15. It would not be difficult to imagine a scenario where the alt-right ultimately splits with or is expelled from the administration and quickly moves to consolidate a third political force around the expanded base it has won thanks to Trump’s demagoguery. Or, perhaps, that Trump’s incendiary and contradictory policies plunge the country into a new depression and Silicon Valley rushes to resuscitate the Democratic Party.

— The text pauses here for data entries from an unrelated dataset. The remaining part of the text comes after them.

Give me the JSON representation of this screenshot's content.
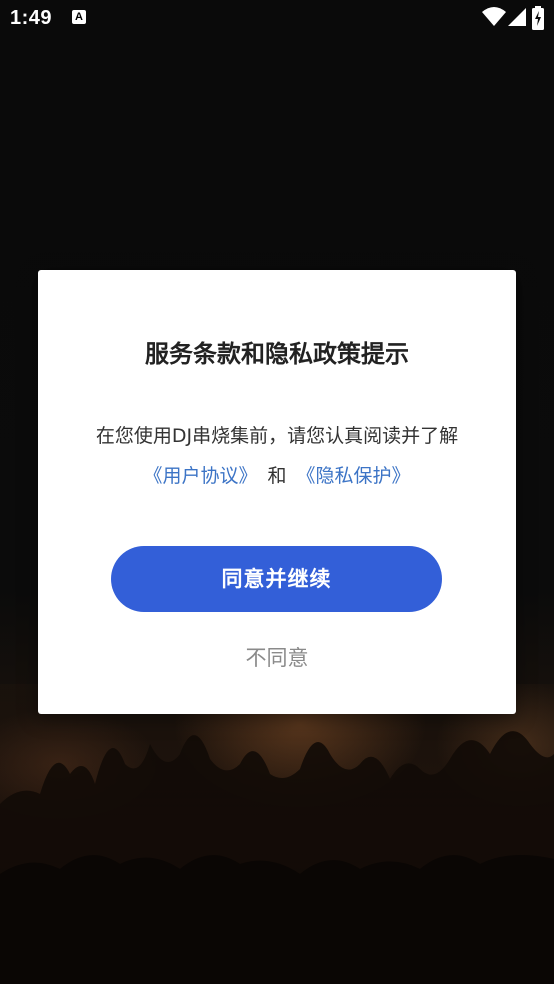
{
  "status_bar": {
    "time": "1:49",
    "notification_icon": "A",
    "icons": [
      "wifi-icon",
      "signal-icon",
      "battery-charging-icon"
    ]
  },
  "dialog": {
    "title": "服务条款和隐私政策提示",
    "body_text": "在您使用DJ串烧集前，请您认真阅读并了解",
    "user_agreement_link": "《用户协议》",
    "conjunction": "和",
    "privacy_link": "《隐私保护》",
    "agree_button": "同意并继续",
    "decline_button": "不同意"
  },
  "colors": {
    "accent": "#335fd8",
    "link": "#3c74c6",
    "background": "#0b0b0b",
    "dialog_bg": "#ffffff"
  }
}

But whatever the hypothesis, it must take account of the real revolution in American politics, the Sanders campaign. The downward economy mobility of graduates, especially from working class and immigrant backgrounds, is the major emergent social reality, not the plight of the Rust Belt. I say this while recognizing the momentum given to economic nationalism by the loss of five million industrial jobs over the last decade, more than half of them in the South.
But Trumpism, however it evolves, cannot unify millennial economic distress with that of older white workers, while Sanders showed that heartland discontent can be brought under the umbrella of “democratic socialism” that reignites New Deal hopes for fundamental economic rights. With the Democratic establishment in temporary disarray, the real opportunity for transformational political change (“critical realignment” in a now archaic vocabulary) belongs to Sanders and Warren.
Also on The Rag Blog: “Mike Davis: The undead. Is Trump an improvised, rough-at-the-edges avatar of the Nixon coalition? Ask Pat Buchanan.“
- Find more articles by Mike Davis on The Rag Blog.
[Mike Davis is a Distinguished Professor in the Department of Creative Writing at the University of California, Riverside, and an editor of the New Left Review. An urban theorist, historian, and social activist, Davis is the author of City of Quartz: Excavating the Future in Los Angeles, Planet of Slums, and In Praise of Barbarians: Essays against Empire.]